Many parents who home school use an autonomous approach to their children’s learning. It can be quite hard to understand how this could possibly work if you’re used to school, where children have no choice in the activities set to ‘educate’ them, because there’s a common misconception that autonomously educated kids just please themselves all the time without confronting things they don’t want to do or tackling challenges.
But through an autonomous approach children end up setting their own challenges as they see the relevance and pleasure of striving towards particular goals. Thus they are more driven to achieve.
A typical example of this approach is where children choose an activity; maybe playing with Lego, making up stories with other toys around them, using computer games, going on outings to museums, galleries and interesting other sites, interacting with others, even household things like baking a cake, cleaning out the pets, gardening, etc. Parents offer guidance or suggestion when necessary. Then through these activities the children’s knowledge, skills, understanding and intelligence develop naturally. Parents introduce new concepts when it’s relevant – for example baking a cake involves learning about quantities and gardening introduces natural science. These are extended through conversation, questioning and discussion which also develop vital thinking skills.

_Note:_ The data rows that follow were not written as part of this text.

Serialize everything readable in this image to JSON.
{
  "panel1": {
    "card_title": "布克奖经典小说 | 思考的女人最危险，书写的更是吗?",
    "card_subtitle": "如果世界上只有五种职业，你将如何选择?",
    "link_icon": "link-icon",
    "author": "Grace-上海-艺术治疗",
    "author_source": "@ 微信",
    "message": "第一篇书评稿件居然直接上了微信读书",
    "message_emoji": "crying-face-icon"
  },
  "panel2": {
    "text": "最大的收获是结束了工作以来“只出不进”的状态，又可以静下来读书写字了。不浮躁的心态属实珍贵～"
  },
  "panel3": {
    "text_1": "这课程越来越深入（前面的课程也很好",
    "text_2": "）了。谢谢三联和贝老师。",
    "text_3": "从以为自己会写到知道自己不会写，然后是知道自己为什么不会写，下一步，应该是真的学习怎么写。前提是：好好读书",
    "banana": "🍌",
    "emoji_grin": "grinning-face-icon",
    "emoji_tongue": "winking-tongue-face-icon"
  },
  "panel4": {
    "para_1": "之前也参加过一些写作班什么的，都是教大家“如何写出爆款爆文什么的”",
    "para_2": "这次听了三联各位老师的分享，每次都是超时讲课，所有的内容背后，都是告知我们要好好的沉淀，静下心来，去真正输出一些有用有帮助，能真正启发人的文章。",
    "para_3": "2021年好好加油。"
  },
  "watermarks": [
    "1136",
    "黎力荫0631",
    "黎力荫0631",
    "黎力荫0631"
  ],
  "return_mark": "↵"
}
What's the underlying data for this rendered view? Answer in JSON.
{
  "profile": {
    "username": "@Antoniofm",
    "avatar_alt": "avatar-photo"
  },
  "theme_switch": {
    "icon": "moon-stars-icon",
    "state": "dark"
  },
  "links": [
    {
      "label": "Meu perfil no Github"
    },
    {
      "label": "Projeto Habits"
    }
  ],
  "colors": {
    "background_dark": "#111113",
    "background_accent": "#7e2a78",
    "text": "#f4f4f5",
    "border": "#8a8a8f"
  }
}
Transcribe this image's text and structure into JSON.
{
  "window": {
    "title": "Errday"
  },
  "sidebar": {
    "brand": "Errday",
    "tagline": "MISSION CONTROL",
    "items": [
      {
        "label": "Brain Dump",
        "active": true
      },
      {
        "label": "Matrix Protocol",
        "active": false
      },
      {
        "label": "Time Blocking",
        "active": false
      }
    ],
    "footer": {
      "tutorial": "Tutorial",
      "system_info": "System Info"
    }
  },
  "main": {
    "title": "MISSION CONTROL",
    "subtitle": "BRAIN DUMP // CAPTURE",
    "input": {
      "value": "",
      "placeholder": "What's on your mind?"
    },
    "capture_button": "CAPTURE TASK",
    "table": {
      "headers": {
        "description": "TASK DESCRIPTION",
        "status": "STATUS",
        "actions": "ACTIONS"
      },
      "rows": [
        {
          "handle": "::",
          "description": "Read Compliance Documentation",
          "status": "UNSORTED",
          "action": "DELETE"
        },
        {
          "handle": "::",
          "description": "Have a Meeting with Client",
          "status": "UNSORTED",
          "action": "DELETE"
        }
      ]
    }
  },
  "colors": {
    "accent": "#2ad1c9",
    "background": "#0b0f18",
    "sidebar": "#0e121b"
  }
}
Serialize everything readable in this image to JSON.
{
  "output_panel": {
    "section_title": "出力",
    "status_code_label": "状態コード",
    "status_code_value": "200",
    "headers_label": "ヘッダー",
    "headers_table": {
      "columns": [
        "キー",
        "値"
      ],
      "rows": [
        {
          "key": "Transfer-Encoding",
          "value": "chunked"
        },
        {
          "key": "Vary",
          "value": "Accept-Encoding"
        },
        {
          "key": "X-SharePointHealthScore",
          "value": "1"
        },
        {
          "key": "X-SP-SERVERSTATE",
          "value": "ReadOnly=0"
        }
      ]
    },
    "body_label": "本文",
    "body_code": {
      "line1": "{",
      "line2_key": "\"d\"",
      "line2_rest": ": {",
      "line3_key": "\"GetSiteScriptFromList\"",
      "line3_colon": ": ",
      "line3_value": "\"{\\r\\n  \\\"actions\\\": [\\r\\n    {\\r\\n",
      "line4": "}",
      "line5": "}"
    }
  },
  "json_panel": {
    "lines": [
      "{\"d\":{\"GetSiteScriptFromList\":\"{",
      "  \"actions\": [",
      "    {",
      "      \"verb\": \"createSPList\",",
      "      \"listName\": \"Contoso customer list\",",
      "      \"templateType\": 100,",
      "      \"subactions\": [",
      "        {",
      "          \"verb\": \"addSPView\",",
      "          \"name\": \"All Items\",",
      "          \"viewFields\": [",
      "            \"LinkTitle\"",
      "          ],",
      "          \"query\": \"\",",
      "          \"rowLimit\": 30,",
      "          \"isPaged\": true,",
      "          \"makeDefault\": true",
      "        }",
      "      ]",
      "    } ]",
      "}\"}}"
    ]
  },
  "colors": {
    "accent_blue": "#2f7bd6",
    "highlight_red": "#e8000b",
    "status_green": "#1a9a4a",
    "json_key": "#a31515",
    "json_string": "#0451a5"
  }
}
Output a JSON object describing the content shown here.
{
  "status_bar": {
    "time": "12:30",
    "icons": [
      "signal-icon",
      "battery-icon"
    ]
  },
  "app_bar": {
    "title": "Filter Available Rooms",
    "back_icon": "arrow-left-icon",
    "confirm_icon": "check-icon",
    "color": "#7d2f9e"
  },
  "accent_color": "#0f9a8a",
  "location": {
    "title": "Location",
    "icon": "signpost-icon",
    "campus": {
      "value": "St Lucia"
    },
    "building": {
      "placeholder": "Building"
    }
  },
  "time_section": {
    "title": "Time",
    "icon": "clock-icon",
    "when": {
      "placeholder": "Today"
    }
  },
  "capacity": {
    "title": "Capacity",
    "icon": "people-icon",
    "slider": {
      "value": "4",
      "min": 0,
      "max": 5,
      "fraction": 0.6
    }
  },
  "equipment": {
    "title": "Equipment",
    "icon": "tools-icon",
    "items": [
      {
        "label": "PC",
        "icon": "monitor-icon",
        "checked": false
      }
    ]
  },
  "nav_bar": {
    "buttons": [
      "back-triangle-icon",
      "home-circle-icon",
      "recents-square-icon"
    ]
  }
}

All activities educate to a certain degree. So, busy, active, engaged, stimulated children will be learning.
Through experiencing life, children learn about life. They learn from emulating the adults around them, from seeing adult lives, adult jobs, adult activities and adult goals. They see adults doing things they want to do and having things they want, so engaging with adults helps children understand how to reach those goals for themselves. Something they don’t have the chance at in a school setting.
This autonomous learning experience creates an important side effect; self-motivation.
The learning approach used in school where kids have little real choice and are required to passively ‘receive’ the education others push upon them has a destructive effect on self-motivation. It also presupposes the idea that kids will not want to become educated.
This isn’t in fact true – it’s just that they don’t want to be ‘schooled’.
When children see attractive adult lives and activities, they want to aim for those lives themselves and learning how to do that is as an important part of their education as anything else. And it is all the self-motivation they need.
But if they see education as a boring repetitive slog at academic exercises that appear irrelevant to them this can turn them off.
Through an autonomous approach their desire to learn is maintained and when they reach the point of realising that they might need to undertake some less appealing academic exercises to reach certain goals they’re inspired to push themselves. (There’s a good example of an autonomously educated youngster in my post ‘How a school phobic ended up with a First’).
The autonomous approach to children’s learning works so well because it involves many of the elements required for effective learning; first hand experience, maintained interest, decision making, contrast, choice, practical and physical activity.
It is a widely different approach to the school one, but it develops extremely intelligent and motivated young people because of the opportunity it gives for varied learning-life experience and personal independence.
In a future post there’ll be a case study which illustrates how this approach works for real.